The (Writer’s) Waiting Room | I stumbled across this blog this week and think it is a must-read for anyone with hopes of getting published. The blog is hosted by Hannah Karena Jones, an assistant editor at Transaction Publishers. She is insightful and encouraging as she guides would-be authors through the publishing process. I particularly enjoyed her post on query letters.

My Facebook Profile | Are we friends on Facebook? If not, we probably should be. Here are a couple reasons why you might want to befriend me: if you are a writer hoping to be published, publishers like to see a big friend list because it says that you aren’t afraid to self-promote and you have a built-in network of people who might buy your book; if you are not a writer, it is still good to have friends; I’m quite nice. All potential stalkers please ignore the above reasons and stop being so weird and stalker-y.

But Josh, how did you do with your writing goals this week?

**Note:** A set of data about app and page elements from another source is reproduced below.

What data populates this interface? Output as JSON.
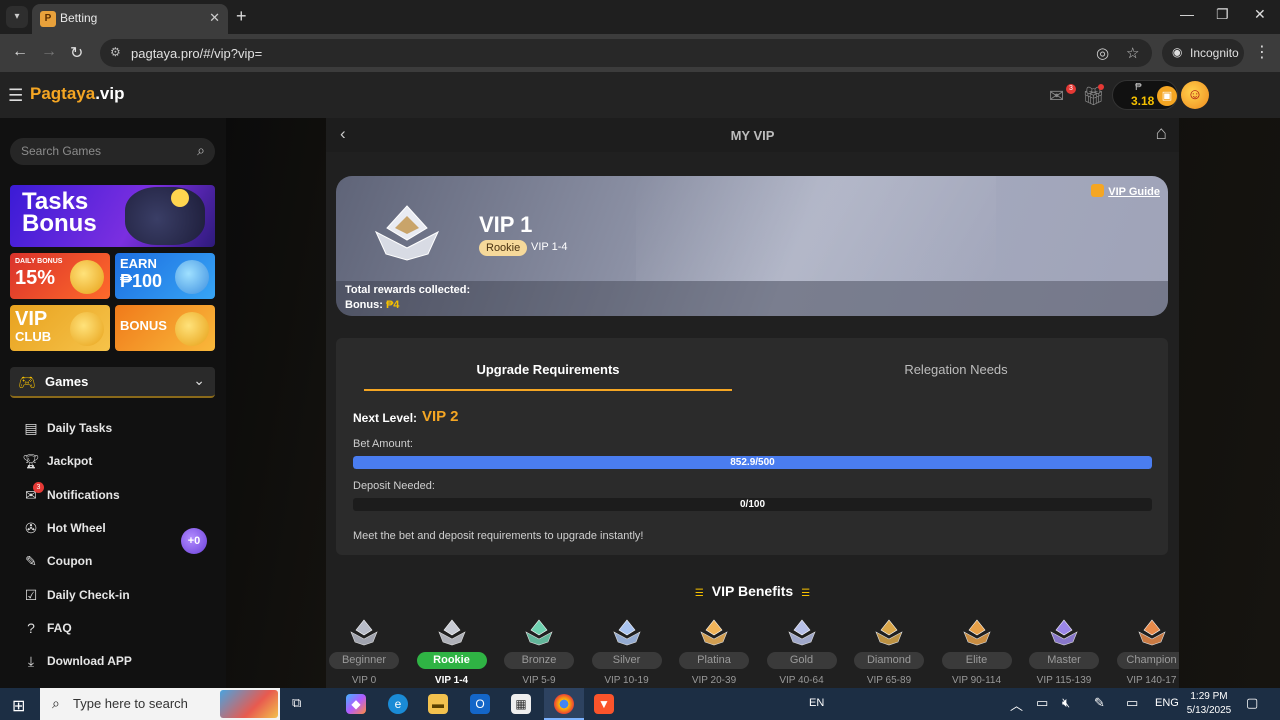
{
  "browser": {
    "tab_title": "Betting",
    "url": "pagtaya.pro/#/vip?vip=",
    "incognito_label": "Incognito"
  },
  "site": {
    "logo_part1": "Pagtaya",
    "logo_part2": ".vip",
    "mail_badge": "3",
    "wallet_currency": "₱",
    "wallet_amount": "3.18"
  },
  "sidebar": {
    "search_placeholder": "Search Games",
    "promos": {
      "tasks_line1": "Tasks",
      "tasks_line2": "Bonus",
      "daily_small": "DAILY BONUS",
      "daily_big": "15%",
      "earn_small": "EARN",
      "earn_big": "₱100",
      "vip_line1": "VIP",
      "vip_line2": "CLUB",
      "bonus_big": "BONUS"
    },
    "games_label": "Games",
    "menu": [
      {
        "label": "Daily Tasks",
        "icon": "tasks-icon"
      },
      {
        "label": "Jackpot",
        "icon": "trophy-icon"
      },
      {
        "label": "Notifications",
        "icon": "mail-icon",
        "badge": "3"
      },
      {
        "label": "Hot Wheel",
        "icon": "wheel-icon"
      },
      {
        "label": "Coupon",
        "icon": "coupon-icon"
      },
      {
        "label": "Daily Check-in",
        "icon": "checkin-icon"
      },
      {
        "label": "FAQ",
        "icon": "help-icon"
      },
      {
        "label": "Download APP",
        "icon": "download-icon"
      }
    ],
    "float_btn": "+0"
  },
  "vip_page": {
    "title": "MY VIP",
    "vip_guide": "VIP Guide",
    "level": "VIP 1",
    "tier_pill": "Rookie",
    "tier_range": "VIP 1-4",
    "rewards_label": "Total rewards collected:",
    "bonus_label": "Bonus:",
    "bonus_value": "₱4",
    "tabs": {
      "upgrade": "Upgrade Requirements",
      "relegation": "Relegation Needs"
    },
    "next_level_label": "Next Level:",
    "next_level_value": "VIP 2",
    "bet_label": "Bet Amount:",
    "bet_text": "852.9/500",
    "bet_progress": 1.0,
    "deposit_label": "Deposit Needed:",
    "deposit_text": "0/100",
    "deposit_progress": 0.0,
    "note": "Meet the bet and deposit requirements to upgrade instantly!",
    "benefits_title": "VIP Benefits",
    "tiers": [
      {
        "name": "Beginner",
        "range": "VIP 0",
        "color": "#b8bcc8"
      },
      {
        "name": "Rookie",
        "range": "VIP 1-4",
        "color": "#c8cbd4",
        "current": true
      },
      {
        "name": "Bronze",
        "range": "VIP 5-9",
        "color": "#6fd1b0"
      },
      {
        "name": "Silver",
        "range": "VIP 10-19",
        "color": "#a9c4f0"
      },
      {
        "name": "Platina",
        "range": "VIP 20-39",
        "color": "#f0b45a"
      },
      {
        "name": "Gold",
        "range": "VIP 40-64",
        "color": "#b7c0e8"
      },
      {
        "name": "Diamond",
        "range": "VIP 65-89",
        "color": "#d9a64a"
      },
      {
        "name": "Elite",
        "range": "VIP 90-114",
        "color": "#e7a048"
      },
      {
        "name": "Master",
        "range": "VIP 115-139",
        "color": "#9b87e8"
      },
      {
        "name": "Champion",
        "range": "VIP 140-17",
        "color": "#e88a4a"
      }
    ]
  },
  "taskbar": {
    "search_text": "Type here to search",
    "lang": "EN",
    "lang2": "ENG",
    "time": "1:29 PM",
    "date": "5/13/2025"
  }
}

How I did this week. Also, fun links!Good question, faceless stranger! I did pretty well. Twice in the last week, I set aside a few hours at a time to work on my novel. I feel like the story is coming along nicely (probably about 1/3 of the way there) and my characters even gave me a plot surprise that was pretty good. After posting this week’s book review, I wrote to the author of the book and she wrote back, which was a lovely surprise. And last, but certainly not least, I posted something every weekday, which is my goal. I’m going to give myself and A- for the week.

Thanks for reading this week. If you’ve made it this far into the post, you are probably either related to me or genuinely interested in my blog. Either way, your thoughts matter to me. I would appreciate any feedback or post ideas that you would care to share in the comments below!